1. Help with sequence counterexample

Suppose that a sequence (xn) satisfies the following inequality:
abs(xn+1 - xn) < abs(xn - xn-1) for n = 2,3,4,.....

Does this sequence converge or is there a counterexample for it being divergent? If it converges, how would you prove it?

I would love some help on this particular problem. I'm not really sure if it converges or not. Thanks.

2. Originally Posted by PvtBillPilgrim
Suppose that a sequence (xn) satisfies the following inequality:
abs(xn+1 - xn) < abs(xn - xn-1) for n = 2,3,4,.....

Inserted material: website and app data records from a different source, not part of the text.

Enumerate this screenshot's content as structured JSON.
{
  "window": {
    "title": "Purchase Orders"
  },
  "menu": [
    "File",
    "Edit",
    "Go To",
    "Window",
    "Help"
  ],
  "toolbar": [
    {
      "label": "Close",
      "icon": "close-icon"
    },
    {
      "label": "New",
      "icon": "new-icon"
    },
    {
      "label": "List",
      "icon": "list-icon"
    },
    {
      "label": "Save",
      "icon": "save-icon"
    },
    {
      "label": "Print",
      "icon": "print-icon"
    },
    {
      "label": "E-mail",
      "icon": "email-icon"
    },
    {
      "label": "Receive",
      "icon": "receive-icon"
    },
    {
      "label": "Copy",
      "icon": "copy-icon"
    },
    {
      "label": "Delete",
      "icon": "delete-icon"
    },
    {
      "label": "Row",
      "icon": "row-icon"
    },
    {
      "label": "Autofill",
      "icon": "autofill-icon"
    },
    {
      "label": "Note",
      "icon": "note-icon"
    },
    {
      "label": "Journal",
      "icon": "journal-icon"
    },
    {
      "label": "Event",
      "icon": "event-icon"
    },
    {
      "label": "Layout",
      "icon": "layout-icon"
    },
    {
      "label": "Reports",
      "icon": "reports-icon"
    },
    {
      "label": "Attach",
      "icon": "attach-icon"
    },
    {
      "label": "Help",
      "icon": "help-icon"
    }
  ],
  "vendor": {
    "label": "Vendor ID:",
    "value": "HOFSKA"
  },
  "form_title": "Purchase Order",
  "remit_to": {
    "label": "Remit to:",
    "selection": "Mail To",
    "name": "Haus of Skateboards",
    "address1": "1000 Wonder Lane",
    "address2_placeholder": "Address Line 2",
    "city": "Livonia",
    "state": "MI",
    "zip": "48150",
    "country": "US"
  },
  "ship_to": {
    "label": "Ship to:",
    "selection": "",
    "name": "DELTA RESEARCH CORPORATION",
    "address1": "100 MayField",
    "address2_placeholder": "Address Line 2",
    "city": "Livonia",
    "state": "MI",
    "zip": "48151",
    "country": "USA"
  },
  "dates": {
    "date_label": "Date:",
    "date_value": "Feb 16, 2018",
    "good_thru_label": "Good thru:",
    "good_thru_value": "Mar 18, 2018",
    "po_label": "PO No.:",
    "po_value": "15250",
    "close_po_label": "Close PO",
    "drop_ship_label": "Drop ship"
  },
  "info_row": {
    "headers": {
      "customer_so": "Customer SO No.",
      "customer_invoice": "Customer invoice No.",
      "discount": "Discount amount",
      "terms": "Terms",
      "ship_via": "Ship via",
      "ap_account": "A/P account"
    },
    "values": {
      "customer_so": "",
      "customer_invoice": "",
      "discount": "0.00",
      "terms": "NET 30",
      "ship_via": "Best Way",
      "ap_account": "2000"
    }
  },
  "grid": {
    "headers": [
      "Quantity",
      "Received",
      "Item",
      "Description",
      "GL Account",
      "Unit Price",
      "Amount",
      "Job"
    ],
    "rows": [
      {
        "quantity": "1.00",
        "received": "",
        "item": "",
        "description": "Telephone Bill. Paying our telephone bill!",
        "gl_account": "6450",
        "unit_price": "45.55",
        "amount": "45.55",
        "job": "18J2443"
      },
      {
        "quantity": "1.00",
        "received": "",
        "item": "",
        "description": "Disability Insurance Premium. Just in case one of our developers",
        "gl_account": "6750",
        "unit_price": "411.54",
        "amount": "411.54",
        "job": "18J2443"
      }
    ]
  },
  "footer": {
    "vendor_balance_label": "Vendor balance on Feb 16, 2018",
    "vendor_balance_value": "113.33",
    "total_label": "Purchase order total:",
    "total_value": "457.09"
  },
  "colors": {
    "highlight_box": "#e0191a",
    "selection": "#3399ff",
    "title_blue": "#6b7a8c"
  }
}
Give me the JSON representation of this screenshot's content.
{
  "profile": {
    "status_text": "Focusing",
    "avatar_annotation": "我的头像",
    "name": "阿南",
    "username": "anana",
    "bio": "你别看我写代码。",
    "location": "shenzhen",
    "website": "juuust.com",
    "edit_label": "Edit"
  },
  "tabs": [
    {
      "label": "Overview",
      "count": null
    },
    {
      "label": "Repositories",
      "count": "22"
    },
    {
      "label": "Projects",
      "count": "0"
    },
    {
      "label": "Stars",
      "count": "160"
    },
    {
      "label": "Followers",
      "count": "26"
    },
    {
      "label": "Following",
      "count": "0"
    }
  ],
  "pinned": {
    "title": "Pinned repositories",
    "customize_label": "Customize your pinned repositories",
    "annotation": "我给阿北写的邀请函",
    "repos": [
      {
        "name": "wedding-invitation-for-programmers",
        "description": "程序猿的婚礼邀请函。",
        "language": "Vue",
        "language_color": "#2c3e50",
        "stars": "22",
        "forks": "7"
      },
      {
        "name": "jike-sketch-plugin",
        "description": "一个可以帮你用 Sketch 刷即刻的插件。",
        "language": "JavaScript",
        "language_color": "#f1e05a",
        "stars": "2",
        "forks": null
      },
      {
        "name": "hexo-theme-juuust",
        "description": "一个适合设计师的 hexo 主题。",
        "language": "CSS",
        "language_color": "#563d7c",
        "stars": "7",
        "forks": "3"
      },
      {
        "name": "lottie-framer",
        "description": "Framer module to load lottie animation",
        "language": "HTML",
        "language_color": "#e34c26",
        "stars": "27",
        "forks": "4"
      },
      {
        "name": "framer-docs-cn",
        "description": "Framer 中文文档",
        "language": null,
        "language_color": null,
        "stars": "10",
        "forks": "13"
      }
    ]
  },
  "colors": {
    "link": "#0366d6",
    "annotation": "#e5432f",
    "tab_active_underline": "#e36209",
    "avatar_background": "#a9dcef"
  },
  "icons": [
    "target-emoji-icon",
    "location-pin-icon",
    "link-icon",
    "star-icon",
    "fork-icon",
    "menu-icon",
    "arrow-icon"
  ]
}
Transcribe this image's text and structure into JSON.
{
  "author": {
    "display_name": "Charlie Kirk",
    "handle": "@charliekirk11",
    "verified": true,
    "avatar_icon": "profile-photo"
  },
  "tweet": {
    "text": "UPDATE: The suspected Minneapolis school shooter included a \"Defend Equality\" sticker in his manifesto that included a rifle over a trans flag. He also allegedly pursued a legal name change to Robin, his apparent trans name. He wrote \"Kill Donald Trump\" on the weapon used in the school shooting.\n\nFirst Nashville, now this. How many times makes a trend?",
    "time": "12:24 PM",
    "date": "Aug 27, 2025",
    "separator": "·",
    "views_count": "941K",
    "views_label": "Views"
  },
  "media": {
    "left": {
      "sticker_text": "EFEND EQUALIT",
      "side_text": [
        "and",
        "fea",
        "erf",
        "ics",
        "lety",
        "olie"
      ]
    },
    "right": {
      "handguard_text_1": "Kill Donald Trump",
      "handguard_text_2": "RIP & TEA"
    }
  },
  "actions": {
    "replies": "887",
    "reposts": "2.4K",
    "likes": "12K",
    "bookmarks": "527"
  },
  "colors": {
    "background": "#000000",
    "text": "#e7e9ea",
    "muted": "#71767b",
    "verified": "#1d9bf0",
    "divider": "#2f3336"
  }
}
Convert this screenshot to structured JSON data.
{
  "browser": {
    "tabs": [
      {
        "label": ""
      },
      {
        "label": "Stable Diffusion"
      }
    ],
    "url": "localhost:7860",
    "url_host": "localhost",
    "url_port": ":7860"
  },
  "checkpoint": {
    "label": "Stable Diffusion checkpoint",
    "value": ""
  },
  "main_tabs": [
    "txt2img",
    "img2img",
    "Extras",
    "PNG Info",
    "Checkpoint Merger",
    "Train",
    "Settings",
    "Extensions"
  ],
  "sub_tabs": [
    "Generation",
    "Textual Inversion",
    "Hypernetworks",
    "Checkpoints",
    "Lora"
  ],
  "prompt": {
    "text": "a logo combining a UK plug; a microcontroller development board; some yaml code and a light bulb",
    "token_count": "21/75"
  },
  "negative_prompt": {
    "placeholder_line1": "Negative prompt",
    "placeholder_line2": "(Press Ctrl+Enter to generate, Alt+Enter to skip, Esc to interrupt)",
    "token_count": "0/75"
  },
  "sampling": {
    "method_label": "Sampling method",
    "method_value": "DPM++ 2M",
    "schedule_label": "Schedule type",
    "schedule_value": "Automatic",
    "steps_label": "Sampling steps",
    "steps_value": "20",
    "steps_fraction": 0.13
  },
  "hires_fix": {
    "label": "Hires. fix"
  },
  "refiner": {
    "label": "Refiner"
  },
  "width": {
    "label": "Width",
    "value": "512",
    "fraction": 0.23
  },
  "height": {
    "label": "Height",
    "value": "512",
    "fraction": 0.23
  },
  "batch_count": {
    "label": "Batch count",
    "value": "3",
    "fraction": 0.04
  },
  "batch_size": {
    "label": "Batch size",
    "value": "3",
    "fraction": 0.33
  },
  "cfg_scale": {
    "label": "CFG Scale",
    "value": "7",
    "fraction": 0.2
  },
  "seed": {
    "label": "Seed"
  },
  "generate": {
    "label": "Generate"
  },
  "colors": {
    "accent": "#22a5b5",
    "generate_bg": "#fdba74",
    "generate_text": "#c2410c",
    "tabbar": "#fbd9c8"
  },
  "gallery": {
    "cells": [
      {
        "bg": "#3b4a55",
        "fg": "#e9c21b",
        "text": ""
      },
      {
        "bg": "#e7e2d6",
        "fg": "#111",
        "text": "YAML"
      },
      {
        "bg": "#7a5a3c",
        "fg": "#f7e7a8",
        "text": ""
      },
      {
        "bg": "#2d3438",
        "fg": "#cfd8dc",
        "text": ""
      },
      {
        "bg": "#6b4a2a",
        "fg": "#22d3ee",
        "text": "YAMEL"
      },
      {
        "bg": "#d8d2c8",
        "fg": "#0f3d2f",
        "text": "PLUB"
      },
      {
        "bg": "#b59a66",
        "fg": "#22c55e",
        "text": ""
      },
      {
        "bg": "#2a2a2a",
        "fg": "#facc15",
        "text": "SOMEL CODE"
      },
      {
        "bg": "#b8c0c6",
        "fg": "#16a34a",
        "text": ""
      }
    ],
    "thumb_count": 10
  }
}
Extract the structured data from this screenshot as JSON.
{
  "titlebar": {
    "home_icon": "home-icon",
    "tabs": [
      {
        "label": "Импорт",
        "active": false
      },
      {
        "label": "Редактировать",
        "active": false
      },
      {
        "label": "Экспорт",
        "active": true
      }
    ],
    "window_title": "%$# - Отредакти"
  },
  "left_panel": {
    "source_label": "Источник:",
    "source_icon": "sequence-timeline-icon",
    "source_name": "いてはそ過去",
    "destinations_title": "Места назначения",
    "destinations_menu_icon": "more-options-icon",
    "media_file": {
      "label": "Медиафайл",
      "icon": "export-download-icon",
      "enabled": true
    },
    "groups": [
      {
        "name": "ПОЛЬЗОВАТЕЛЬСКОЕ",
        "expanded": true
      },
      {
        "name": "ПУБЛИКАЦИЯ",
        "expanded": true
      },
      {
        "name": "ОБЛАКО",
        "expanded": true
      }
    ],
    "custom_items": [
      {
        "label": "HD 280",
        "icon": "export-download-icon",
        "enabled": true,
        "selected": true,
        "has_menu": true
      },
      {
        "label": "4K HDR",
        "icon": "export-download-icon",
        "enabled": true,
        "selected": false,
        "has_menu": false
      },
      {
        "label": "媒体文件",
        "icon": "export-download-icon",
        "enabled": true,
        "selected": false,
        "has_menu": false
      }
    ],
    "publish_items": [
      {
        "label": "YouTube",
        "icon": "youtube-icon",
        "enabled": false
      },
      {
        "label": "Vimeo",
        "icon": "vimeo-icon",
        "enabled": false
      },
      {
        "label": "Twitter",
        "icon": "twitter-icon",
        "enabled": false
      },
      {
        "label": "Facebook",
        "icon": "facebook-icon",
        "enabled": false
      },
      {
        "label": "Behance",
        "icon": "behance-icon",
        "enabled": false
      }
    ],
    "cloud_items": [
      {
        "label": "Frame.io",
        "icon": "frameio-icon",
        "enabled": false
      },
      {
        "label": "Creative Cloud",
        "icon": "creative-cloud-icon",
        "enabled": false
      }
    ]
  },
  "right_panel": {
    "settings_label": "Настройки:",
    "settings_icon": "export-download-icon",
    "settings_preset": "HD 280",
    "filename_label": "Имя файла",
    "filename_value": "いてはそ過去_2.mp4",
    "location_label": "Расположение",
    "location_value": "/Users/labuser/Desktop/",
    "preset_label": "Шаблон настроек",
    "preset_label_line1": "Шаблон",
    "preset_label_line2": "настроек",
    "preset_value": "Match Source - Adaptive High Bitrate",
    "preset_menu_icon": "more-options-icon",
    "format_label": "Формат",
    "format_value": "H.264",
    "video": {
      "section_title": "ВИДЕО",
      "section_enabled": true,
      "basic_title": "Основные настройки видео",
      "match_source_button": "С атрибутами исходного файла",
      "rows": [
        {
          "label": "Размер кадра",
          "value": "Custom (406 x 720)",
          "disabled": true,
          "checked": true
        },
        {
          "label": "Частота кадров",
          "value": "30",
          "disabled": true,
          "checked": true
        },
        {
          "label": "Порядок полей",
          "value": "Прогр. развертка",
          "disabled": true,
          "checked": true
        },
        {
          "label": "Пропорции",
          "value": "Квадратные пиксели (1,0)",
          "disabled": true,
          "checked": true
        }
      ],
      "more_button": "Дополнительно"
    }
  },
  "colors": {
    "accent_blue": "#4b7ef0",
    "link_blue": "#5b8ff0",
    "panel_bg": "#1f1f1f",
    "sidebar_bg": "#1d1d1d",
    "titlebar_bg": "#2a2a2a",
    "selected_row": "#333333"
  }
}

Does this sequence converge or is there a counterexample for it being divergent? If it converges, how would you prove it?

I would love some help on this particular problem. I'm not really sure if it converges or not. Thanks.
Let $x_n = \sum_{i=1}^n \frac{1}{i}$.

3. Hello, PvtBillPilgrim!

Suppose that a sequence $x_n$ satisfies the following inequality:
. . $|x_{n+1} - x_n| \;< \;|x_n - x_{n-1}|$ . for $n \,=\,2,3,4,\cdots$

Does this sequence converge or is there a counterexample for it being divergent?
If it converges, how would you prove it?

TPH is absolutely correct.
. . Let me translate it . . .

It says: the difference of consecutive terms is decreasing.
. . The terms are "getting closer."
It would seem that the series converges.

But the Harmonic Series: . $1 + \frac{1}{2} + \frac{1}{3} + \frac{1}{4} + \cdots$ . satisfies the inequality,
. . and it diverges.

We have found a counterexample.

Therefore, the sequence may or may not converge.

4. However if $|x_{n+1} - x_n | \leq k |x_n - x_{n+1}|$ where $0 then it will converge.